[Dataset rows for apps and sites]
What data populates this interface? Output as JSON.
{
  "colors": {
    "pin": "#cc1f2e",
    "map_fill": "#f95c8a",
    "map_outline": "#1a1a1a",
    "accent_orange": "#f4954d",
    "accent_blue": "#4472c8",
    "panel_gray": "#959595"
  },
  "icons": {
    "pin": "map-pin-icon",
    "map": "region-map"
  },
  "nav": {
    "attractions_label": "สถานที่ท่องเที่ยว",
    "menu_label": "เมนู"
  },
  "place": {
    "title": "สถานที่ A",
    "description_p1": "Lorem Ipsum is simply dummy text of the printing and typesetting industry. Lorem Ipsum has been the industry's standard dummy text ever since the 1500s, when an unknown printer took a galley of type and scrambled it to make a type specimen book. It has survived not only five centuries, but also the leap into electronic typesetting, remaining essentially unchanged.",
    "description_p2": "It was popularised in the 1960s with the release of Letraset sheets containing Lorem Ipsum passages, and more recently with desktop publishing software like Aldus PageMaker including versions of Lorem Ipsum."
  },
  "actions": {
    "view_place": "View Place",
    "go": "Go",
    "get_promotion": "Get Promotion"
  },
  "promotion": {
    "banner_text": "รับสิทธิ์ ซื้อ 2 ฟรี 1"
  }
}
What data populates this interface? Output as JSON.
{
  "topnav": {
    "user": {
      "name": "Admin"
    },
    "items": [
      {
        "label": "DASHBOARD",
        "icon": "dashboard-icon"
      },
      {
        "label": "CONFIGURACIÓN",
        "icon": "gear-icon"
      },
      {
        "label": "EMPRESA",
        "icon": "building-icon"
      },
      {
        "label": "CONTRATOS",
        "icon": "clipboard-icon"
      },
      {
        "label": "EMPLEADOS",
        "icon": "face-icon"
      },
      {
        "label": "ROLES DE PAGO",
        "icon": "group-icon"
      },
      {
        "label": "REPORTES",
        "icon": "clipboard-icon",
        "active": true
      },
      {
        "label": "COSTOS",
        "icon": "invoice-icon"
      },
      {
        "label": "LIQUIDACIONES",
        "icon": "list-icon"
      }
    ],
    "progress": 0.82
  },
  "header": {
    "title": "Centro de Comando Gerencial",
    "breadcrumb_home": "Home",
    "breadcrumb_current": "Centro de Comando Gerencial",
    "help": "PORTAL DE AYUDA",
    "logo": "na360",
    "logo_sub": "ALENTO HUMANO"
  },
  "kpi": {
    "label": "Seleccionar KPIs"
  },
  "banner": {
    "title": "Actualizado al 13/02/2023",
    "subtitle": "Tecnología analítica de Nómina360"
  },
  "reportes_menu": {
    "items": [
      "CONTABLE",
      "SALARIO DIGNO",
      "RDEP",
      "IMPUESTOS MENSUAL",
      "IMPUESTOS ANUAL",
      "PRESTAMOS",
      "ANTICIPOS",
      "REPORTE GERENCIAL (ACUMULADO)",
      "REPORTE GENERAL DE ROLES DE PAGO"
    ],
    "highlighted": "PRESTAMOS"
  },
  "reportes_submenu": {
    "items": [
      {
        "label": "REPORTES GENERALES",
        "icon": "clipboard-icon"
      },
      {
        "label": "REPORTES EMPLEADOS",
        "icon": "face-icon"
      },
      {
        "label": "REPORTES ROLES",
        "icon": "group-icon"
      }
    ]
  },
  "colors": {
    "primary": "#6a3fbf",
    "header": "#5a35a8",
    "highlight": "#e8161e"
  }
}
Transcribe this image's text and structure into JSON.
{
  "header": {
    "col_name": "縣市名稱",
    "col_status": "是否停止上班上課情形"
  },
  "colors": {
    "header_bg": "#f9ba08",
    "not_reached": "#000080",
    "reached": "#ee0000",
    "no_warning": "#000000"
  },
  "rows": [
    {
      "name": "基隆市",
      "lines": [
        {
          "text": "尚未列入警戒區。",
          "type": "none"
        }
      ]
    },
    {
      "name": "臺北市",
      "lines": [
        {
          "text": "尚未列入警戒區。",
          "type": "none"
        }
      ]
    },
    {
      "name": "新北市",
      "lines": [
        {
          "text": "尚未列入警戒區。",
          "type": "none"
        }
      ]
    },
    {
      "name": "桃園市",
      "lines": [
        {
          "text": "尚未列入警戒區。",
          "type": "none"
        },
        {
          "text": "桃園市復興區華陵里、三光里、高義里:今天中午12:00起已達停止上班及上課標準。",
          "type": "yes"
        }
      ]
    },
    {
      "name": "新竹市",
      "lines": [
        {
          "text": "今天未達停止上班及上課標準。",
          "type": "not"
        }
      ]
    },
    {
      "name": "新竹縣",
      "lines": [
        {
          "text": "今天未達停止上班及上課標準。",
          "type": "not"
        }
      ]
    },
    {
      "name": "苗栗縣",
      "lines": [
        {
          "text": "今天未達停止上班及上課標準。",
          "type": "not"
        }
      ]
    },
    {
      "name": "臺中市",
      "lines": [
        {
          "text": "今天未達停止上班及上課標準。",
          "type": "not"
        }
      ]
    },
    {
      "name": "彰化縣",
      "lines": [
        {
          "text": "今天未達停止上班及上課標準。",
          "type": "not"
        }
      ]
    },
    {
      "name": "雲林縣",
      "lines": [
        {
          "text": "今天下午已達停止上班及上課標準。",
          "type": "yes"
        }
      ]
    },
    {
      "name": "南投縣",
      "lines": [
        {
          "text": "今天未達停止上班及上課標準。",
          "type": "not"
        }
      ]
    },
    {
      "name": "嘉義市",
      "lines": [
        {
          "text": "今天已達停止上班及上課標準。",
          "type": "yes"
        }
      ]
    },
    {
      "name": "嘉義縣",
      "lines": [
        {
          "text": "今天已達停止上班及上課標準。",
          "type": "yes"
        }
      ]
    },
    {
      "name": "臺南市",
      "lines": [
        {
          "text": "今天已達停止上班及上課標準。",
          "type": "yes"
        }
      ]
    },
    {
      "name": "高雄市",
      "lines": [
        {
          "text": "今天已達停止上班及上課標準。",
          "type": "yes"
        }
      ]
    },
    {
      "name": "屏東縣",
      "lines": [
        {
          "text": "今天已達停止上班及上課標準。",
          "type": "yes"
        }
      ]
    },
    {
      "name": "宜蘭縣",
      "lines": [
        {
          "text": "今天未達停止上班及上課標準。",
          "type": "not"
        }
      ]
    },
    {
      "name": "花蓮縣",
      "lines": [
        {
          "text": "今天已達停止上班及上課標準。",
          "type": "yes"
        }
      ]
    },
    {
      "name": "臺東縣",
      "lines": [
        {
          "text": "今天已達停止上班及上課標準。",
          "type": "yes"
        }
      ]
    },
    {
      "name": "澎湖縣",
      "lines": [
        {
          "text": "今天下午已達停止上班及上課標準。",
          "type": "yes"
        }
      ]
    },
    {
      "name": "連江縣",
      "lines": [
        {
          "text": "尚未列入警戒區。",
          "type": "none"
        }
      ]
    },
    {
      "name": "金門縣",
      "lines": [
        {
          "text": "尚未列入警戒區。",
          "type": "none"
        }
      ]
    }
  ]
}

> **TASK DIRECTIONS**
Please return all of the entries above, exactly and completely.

> **REPLY**
What data populates this interface? Output as JSON.
{
  "colors": {
    "pin": "#cc1f2e",
    "map_fill": "#f95c8a",
    "map_outline": "#1a1a1a",
    "accent_orange": "#f4954d",
    "accent_blue": "#4472c8",
    "panel_gray": "#959595"
  },
  "icons": {
    "pin": "map-pin-icon",
    "map": "region-map"
  },
  "nav": {
    "attractions_label": "สถานที่ท่องเที่ยว",
    "menu_label": "เมนู"
  },
  "place": {
    "title": "สถานที่ A",
    "description_p1": "Lorem Ipsum is simply dummy text of the printing and typesetting industry. Lorem Ipsum has been the industry's standard dummy text ever since the 1500s, when an unknown printer took a galley of type and scrambled it to make a type specimen book. It has survived not only five centuries, but also the leap into electronic typesetting, remaining essentially unchanged.",
    "description_p2": "It was popularised in the 1960s with the release of Letraset sheets containing Lorem Ipsum passages, and more recently with desktop publishing software like Aldus PageMaker including versions of Lorem Ipsum."
  },
  "actions": {
    "view_place": "View Place",
    "go": "Go",
    "get_promotion": "Get Promotion"
  },
  "promotion": {
    "banner_text": "รับสิทธิ์ ซื้อ 2 ฟรี 1"
  }
}
What data populates this interface? Output as JSON.
{
  "topnav": {
    "user": {
      "name": "Admin"
    },
    "items": [
      {
        "label": "DASHBOARD",
        "icon": "dashboard-icon"
      },
      {
        "label": "CONFIGURACIÓN",
        "icon": "gear-icon"
      },
      {
        "label": "EMPRESA",
        "icon": "building-icon"
      },
      {
        "label": "CONTRATOS",
        "icon": "clipboard-icon"
      },
      {
        "label": "EMPLEADOS",
        "icon": "face-icon"
      },
      {
        "label": "ROLES DE PAGO",
        "icon": "group-icon"
      },
      {
        "label": "REPORTES",
        "icon": "clipboard-icon",
        "active": true
      },
      {
        "label": "COSTOS",
        "icon": "invoice-icon"
      },
      {
        "label": "LIQUIDACIONES",
        "icon": "list-icon"
      }
    ],
    "progress": 0.82
  },
  "header": {
    "title": "Centro de Comando Gerencial",
    "breadcrumb_home": "Home",
    "breadcrumb_current": "Centro de Comando Gerencial",
    "help": "PORTAL DE AYUDA",
    "logo": "na360",
    "logo_sub": "ALENTO HUMANO"
  },
  "kpi": {
    "label": "Seleccionar KPIs"
  },
  "banner": {
    "title": "Actualizado al 13/02/2023",
    "subtitle": "Tecnología analítica de Nómina360"
  },
  "reportes_menu": {
    "items": [
      "CONTABLE",
      "SALARIO DIGNO",
      "RDEP",
      "IMPUESTOS MENSUAL",
      "IMPUESTOS ANUAL",
      "PRESTAMOS",
      "ANTICIPOS",
      "REPORTE GERENCIAL (ACUMULADO)",
      "REPORTE GENERAL DE ROLES DE PAGO"
    ],
    "highlighted": "PRESTAMOS"
  },
  "reportes_submenu": {
    "items": [
      {
        "label": "REPORTES GENERALES",
        "icon": "clipboard-icon"
      },
      {
        "label": "REPORTES EMPLEADOS",
        "icon": "face-icon"
      },
      {
        "label": "REPORTES ROLES",
        "icon": "group-icon"
      }
    ]
  },
  "colors": {
    "primary": "#6a3fbf",
    "header": "#5a35a8",
    "highlight": "#e8161e"
  }
}
Transcribe this image's text and structure into JSON.
{
  "header": {
    "col_name": "縣市名稱",
    "col_status": "是否停止上班上課情形"
  },
  "colors": {
    "header_bg": "#f9ba08",
    "not_reached": "#000080",
    "reached": "#ee0000",
    "no_warning": "#000000"
  },
  "rows": [
    {
      "name": "基隆市",
      "lines": [
        {
          "text": "尚未列入警戒區。",
          "type": "none"
        }
      ]
    },
    {
      "name": "臺北市",
      "lines": [
        {
          "text": "尚未列入警戒區。",
          "type": "none"
        }
      ]
    },
    {
      "name": "新北市",
      "lines": [
        {
          "text": "尚未列入警戒區。",
          "type": "none"
        }
      ]
    },
    {
      "name": "桃園市",
      "lines": [
        {
          "text": "尚未列入警戒區。",
          "type": "none"
        },
        {
          "text": "桃園市復興區華陵里、三光里、高義里:今天中午12:00起已達停止上班及上課標準。",
          "type": "yes"
        }
      ]
    },
    {
      "name": "新竹市",
      "lines": [
        {
          "text": "今天未達停止上班及上課標準。",
          "type": "not"
        }
      ]
    },
    {
      "name": "新竹縣",
      "lines": [
        {
          "text": "今天未達停止上班及上課標準。",
          "type": "not"
        }
      ]
    },
    {
      "name": "苗栗縣",
      "lines": [
        {
          "text": "今天未達停止上班及上課標準。",
          "type": "not"
        }
      ]
    },
    {
      "name": "臺中市",
      "lines": [
        {
          "text": "今天未達停止上班及上課標準。",
          "type": "not"
        }
      ]
    },
    {
      "name": "彰化縣",
      "lines": [
        {
          "text": "今天未達停止上班及上課標準。",
          "type": "not"
        }
      ]
    },
    {
      "name": "雲林縣",
      "lines": [
        {
          "text": "今天下午已達停止上班及上課標準。",
          "type": "yes"
        }
      ]
    },
    {
      "name": "南投縣",
      "lines": [
        {
          "text": "今天未達停止上班及上課標準。",
          "type": "not"
        }
      ]
    },
    {
      "name": "嘉義市",
      "lines": [
        {
          "text": "今天已達停止上班及上課標準。",
          "type": "yes"
        }
      ]
    },
    {
      "name": "嘉義縣",
      "lines": [
        {
          "text": "今天已達停止上班及上課標準。",
          "type": "yes"
        }
      ]
    },
    {
      "name": "臺南市",
      "lines": [
        {
          "text": "今天已達停止上班及上課標準。",
          "type": "yes"
        }
      ]
    },
    {
      "name": "高雄市",
      "lines": [
        {
          "text": "今天已達停止上班及上課標準。",
          "type": "yes"
        }
      ]
    },
    {
      "name": "屏東縣",
      "lines": [
        {
          "text": "今天已達停止上班及上課標準。",
          "type": "yes"
        }
      ]
    },
    {
      "name": "宜蘭縣",
      "lines": [
        {
          "text": "今天未達停止上班及上課標準。",
          "type": "not"
        }
      ]
    },
    {
      "name": "花蓮縣",
      "lines": [
        {
          "text": "今天已達停止上班及上課標準。",
          "type": "yes"
        }
      ]
    },
    {
      "name": "臺東縣",
      "lines": [
        {
          "text": "今天已達停止上班及上課標準。",
          "type": "yes"
        }
      ]
    },
    {
      "name": "澎湖縣",
      "lines": [
        {
          "text": "今天下午已達停止上班及上課標準。",
          "type": "yes"
        }
      ]
    },
    {
      "name": "連江縣",
      "lines": [
        {
          "text": "尚未列入警戒區。",
          "type": "none"
        }
      ]
    },
    {
      "name": "金門縣",
      "lines": [
        {
          "text": "尚未列入警戒區。",
          "type": "none"
        }
      ]
    }
  ]
}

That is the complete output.